* **EXERCISE INSTRUCTIONS**:
Write the data out again so that it matches word for word.

* **Stored data**:
Content starts

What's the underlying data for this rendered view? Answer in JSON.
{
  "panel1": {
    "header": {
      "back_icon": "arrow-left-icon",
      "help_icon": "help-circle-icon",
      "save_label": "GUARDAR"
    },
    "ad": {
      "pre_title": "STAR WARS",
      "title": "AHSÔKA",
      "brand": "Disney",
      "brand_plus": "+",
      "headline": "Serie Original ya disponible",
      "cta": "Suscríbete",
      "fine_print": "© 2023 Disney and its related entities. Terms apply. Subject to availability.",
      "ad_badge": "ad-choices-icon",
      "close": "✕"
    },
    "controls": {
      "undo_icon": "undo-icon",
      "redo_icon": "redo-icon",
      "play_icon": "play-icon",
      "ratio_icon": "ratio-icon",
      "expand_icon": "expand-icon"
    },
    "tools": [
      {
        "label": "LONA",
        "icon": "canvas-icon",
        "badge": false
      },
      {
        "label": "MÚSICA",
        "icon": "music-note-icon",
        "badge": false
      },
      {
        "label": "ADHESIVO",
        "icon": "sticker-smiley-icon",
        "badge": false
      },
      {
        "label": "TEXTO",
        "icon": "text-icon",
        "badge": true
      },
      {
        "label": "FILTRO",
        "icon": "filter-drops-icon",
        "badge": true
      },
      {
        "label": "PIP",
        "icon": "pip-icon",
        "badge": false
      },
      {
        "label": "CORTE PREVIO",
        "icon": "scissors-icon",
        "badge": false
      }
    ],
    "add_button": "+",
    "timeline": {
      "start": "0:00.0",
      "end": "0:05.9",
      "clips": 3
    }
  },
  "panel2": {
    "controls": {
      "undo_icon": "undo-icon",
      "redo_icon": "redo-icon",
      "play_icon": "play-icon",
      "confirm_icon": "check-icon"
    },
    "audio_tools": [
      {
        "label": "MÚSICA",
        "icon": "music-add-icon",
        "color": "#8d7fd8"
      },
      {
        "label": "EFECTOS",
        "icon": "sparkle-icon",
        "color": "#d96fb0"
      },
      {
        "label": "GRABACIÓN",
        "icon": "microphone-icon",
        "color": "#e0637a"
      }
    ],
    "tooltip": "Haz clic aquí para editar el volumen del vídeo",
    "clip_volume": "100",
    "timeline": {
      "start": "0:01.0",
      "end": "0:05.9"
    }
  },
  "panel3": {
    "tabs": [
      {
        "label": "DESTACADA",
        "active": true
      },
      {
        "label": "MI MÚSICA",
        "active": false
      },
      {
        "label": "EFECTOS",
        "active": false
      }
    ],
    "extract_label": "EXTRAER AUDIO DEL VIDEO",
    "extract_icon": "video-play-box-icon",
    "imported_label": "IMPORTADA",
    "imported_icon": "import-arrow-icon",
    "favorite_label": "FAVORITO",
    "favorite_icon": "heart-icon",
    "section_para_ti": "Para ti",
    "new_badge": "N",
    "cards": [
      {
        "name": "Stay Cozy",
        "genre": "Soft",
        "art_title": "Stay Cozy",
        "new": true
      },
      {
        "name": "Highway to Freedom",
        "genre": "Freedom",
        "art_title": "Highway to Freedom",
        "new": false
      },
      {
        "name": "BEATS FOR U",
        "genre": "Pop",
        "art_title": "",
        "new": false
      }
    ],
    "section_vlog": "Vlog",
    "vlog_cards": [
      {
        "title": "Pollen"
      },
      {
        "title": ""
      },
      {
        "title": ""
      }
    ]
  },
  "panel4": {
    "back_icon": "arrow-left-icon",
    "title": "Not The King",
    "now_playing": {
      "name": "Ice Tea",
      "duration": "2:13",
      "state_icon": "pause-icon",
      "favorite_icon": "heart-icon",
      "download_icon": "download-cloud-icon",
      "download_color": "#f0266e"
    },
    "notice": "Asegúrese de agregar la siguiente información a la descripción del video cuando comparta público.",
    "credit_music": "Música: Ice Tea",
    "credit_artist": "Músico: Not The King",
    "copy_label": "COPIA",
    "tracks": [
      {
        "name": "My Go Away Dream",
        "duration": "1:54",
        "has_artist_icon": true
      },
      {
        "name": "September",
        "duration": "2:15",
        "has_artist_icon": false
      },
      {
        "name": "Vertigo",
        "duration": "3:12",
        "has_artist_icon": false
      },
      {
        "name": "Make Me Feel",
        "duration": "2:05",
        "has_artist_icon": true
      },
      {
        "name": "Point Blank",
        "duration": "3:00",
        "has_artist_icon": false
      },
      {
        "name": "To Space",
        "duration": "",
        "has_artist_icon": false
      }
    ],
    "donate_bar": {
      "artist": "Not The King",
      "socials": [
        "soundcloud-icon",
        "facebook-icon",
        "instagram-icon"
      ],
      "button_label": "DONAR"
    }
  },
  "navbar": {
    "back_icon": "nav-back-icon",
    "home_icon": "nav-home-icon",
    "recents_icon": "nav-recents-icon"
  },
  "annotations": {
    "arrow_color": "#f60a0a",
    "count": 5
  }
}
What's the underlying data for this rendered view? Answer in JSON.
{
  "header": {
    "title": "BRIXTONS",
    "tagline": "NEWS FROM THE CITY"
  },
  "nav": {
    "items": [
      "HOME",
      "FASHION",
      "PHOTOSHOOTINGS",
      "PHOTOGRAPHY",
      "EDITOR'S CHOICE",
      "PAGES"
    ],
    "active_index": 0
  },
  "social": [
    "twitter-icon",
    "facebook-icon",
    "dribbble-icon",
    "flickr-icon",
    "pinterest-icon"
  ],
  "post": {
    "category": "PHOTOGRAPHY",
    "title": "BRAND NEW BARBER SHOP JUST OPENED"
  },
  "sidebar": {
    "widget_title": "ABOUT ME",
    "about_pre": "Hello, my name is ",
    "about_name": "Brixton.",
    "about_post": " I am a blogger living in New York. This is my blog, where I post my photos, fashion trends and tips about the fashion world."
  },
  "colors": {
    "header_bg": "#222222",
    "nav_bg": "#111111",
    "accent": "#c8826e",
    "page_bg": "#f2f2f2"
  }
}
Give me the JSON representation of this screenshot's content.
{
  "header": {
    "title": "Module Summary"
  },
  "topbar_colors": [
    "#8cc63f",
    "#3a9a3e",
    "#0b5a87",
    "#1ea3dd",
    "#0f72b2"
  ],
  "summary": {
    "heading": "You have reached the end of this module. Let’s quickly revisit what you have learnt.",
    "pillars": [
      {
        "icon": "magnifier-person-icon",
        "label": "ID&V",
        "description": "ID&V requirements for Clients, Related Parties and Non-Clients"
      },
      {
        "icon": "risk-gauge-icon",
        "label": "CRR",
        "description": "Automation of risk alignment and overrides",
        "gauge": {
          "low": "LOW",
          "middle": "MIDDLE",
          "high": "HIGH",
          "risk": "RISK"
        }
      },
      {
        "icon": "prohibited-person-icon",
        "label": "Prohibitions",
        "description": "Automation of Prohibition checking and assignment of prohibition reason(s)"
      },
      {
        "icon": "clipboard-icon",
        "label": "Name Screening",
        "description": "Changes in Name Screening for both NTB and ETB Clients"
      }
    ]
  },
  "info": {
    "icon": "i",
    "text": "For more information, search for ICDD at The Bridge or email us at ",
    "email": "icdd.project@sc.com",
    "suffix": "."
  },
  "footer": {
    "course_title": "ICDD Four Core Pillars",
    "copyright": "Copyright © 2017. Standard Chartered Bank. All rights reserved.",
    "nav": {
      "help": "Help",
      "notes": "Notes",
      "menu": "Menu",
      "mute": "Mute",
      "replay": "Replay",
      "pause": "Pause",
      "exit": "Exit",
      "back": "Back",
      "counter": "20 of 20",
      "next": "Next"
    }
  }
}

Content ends

* **REPLY**:
What's the underlying data for this rendered view? Answer in JSON.
{
  "panel1": {
    "header": {
      "back_icon": "arrow-left-icon",
      "help_icon": "help-circle-icon",
      "save_label": "GUARDAR"
    },
    "ad": {
      "pre_title": "STAR WARS",
      "title": "AHSÔKA",
      "brand": "Disney",
      "brand_plus": "+",
      "headline": "Serie Original ya disponible",
      "cta": "Suscríbete",
      "fine_print": "© 2023 Disney and its related entities. Terms apply. Subject to availability.",
      "ad_badge": "ad-choices-icon",
      "close": "✕"
    },
    "controls": {
      "undo_icon": "undo-icon",
      "redo_icon": "redo-icon",
      "play_icon": "play-icon",
      "ratio_icon": "ratio-icon",
      "expand_icon": "expand-icon"
    },
    "tools": [
      {
        "label": "LONA",
        "icon": "canvas-icon",
        "badge": false
      },
      {
        "label": "MÚSICA",
        "icon": "music-note-icon",
        "badge": false
      },
      {
        "label": "ADHESIVO",
        "icon": "sticker-smiley-icon",
        "badge": false
      },
      {
        "label": "TEXTO",
        "icon": "text-icon",
        "badge": true
      },
      {
        "label": "FILTRO",
        "icon": "filter-drops-icon",
        "badge": true
      },
      {
        "label": "PIP",
        "icon": "pip-icon",
        "badge": false
      },
      {
        "label": "CORTE PREVIO",
        "icon": "scissors-icon",
        "badge": false
      }
    ],
    "add_button": "+",
    "timeline": {
      "start": "0:00.0",
      "end": "0:05.9",
      "clips": 3
    }
  },
  "panel2": {
    "controls": {
      "undo_icon": "undo-icon",
      "redo_icon": "redo-icon",
      "play_icon": "play-icon",
      "confirm_icon": "check-icon"
    },
    "audio_tools": [
      {
        "label": "MÚSICA",
        "icon": "music-add-icon",
        "color": "#8d7fd8"
      },
      {
        "label": "EFECTOS",
        "icon": "sparkle-icon",
        "color": "#d96fb0"
      },
      {
        "label": "GRABACIÓN",
        "icon": "microphone-icon",
        "color": "#e0637a"
      }
    ],
    "tooltip": "Haz clic aquí para editar el volumen del vídeo",
    "clip_volume": "100",
    "timeline": {
      "start": "0:01.0",
      "end": "0:05.9"
    }
  },
  "panel3": {
    "tabs": [
      {
        "label": "DESTACADA",
        "active": true
      },
      {
        "label": "MI MÚSICA",
        "active": false
      },
      {
        "label": "EFECTOS",
        "active": false
      }
    ],
    "extract_label": "EXTRAER AUDIO DEL VIDEO",
    "extract_icon": "video-play-box-icon",
    "imported_label": "IMPORTADA",
    "imported_icon": "import-arrow-icon",
    "favorite_label": "FAVORITO",
    "favorite_icon": "heart-icon",
    "section_para_ti": "Para ti",
    "new_badge": "N",
    "cards": [
      {
        "name": "Stay Cozy",
        "genre": "Soft",
        "art_title": "Stay Cozy",
        "new": true
      },
      {
        "name": "Highway to Freedom",
        "genre": "Freedom",
        "art_title": "Highway to Freedom",
        "new": false
      },
      {
        "name": "BEATS FOR U",
        "genre": "Pop",
        "art_title": "",
        "new": false
      }
    ],
    "section_vlog": "Vlog",
    "vlog_cards": [
      {
        "title": "Pollen"
      },
      {
        "title": ""
      },
      {
        "title": ""
      }
    ]
  },
  "panel4": {
    "back_icon": "arrow-left-icon",
    "title": "Not The King",
    "now_playing": {
      "name": "Ice Tea",
      "duration": "2:13",
      "state_icon": "pause-icon",
      "favorite_icon": "heart-icon",
      "download_icon": "download-cloud-icon",
      "download_color": "#f0266e"
    },
    "notice": "Asegúrese de agregar la siguiente información a la descripción del video cuando comparta público.",
    "credit_music": "Música: Ice Tea",
    "credit_artist": "Músico: Not The King",
    "copy_label": "COPIA",
    "tracks": [
      {
        "name": "My Go Away Dream",
        "duration": "1:54",
        "has_artist_icon": true
      },
      {
        "name": "September",
        "duration": "2:15",
        "has_artist_icon": false
      },
      {
        "name": "Vertigo",
        "duration": "3:12",
        "has_artist_icon": false
      },
      {
        "name": "Make Me Feel",
        "duration": "2:05",
        "has_artist_icon": true
      },
      {
        "name": "Point Blank",
        "duration": "3:00",
        "has_artist_icon": false
      },
      {
        "name": "To Space",
        "duration": "",
        "has_artist_icon": false
      }
    ],
    "donate_bar": {
      "artist": "Not The King",
      "socials": [
        "soundcloud-icon",
        "facebook-icon",
        "instagram-icon"
      ],
      "button_label": "DONAR"
    }
  },
  "navbar": {
    "back_icon": "nav-back-icon",
    "home_icon": "nav-home-icon",
    "recents_icon": "nav-recents-icon"
  },
  "annotations": {
    "arrow_color": "#f60a0a",
    "count": 5
  }
}
What's the underlying data for this rendered view? Answer in JSON.
{
  "header": {
    "title": "BRIXTONS",
    "tagline": "NEWS FROM THE CITY"
  },
  "nav": {
    "items": [
      "HOME",
      "FASHION",
      "PHOTOSHOOTINGS",
      "PHOTOGRAPHY",
      "EDITOR'S CHOICE",
      "PAGES"
    ],
    "active_index": 0
  },
  "social": [
    "twitter-icon",
    "facebook-icon",
    "dribbble-icon",
    "flickr-icon",
    "pinterest-icon"
  ],
  "post": {
    "category": "PHOTOGRAPHY",
    "title": "BRAND NEW BARBER SHOP JUST OPENED"
  },
  "sidebar": {
    "widget_title": "ABOUT ME",
    "about_pre": "Hello, my name is ",
    "about_name": "Brixton.",
    "about_post": " I am a blogger living in New York. This is my blog, where I post my photos, fashion trends and tips about the fashion world."
  },
  "colors": {
    "header_bg": "#222222",
    "nav_bg": "#111111",
    "accent": "#c8826e",
    "page_bg": "#f2f2f2"
  }
}
Give me the JSON representation of this screenshot's content.
{
  "header": {
    "title": "Module Summary"
  },
  "topbar_colors": [
    "#8cc63f",
    "#3a9a3e",
    "#0b5a87",
    "#1ea3dd",
    "#0f72b2"
  ],
  "summary": {
    "heading": "You have reached the end of this module. Let’s quickly revisit what you have learnt.",
    "pillars": [
      {
        "icon": "magnifier-person-icon",
        "label": "ID&V",
        "description": "ID&V requirements for Clients, Related Parties and Non-Clients"
      },
      {
        "icon": "risk-gauge-icon",
        "label": "CRR",
        "description": "Automation of risk alignment and overrides",
        "gauge": {
          "low": "LOW",
          "middle": "MIDDLE",
          "high": "HIGH",
          "risk": "RISK"
        }
      },
      {
        "icon": "prohibited-person-icon",
        "label": "Prohibitions",
        "description": "Automation of Prohibition checking and assignment of prohibition reason(s)"
      },
      {
        "icon": "clipboard-icon",
        "label": "Name Screening",
        "description": "Changes in Name Screening for both NTB and ETB Clients"
      }
    ]
  },
  "info": {
    "icon": "i",
    "text": "For more information, search for ICDD at The Bridge or email us at ",
    "email": "icdd.project@sc.com",
    "suffix": "."
  },
  "footer": {
    "course_title": "ICDD Four Core Pillars",
    "copyright": "Copyright © 2017. Standard Chartered Bank. All rights reserved.",
    "nav": {
      "help": "Help",
      "notes": "Notes",
      "menu": "Menu",
      "mute": "Mute",
      "replay": "Replay",
      "pause": "Pause",
      "exit": "Exit",
      "back": "Back",
      "counter": "20 of 20",
      "next": "Next"
    }
  }
}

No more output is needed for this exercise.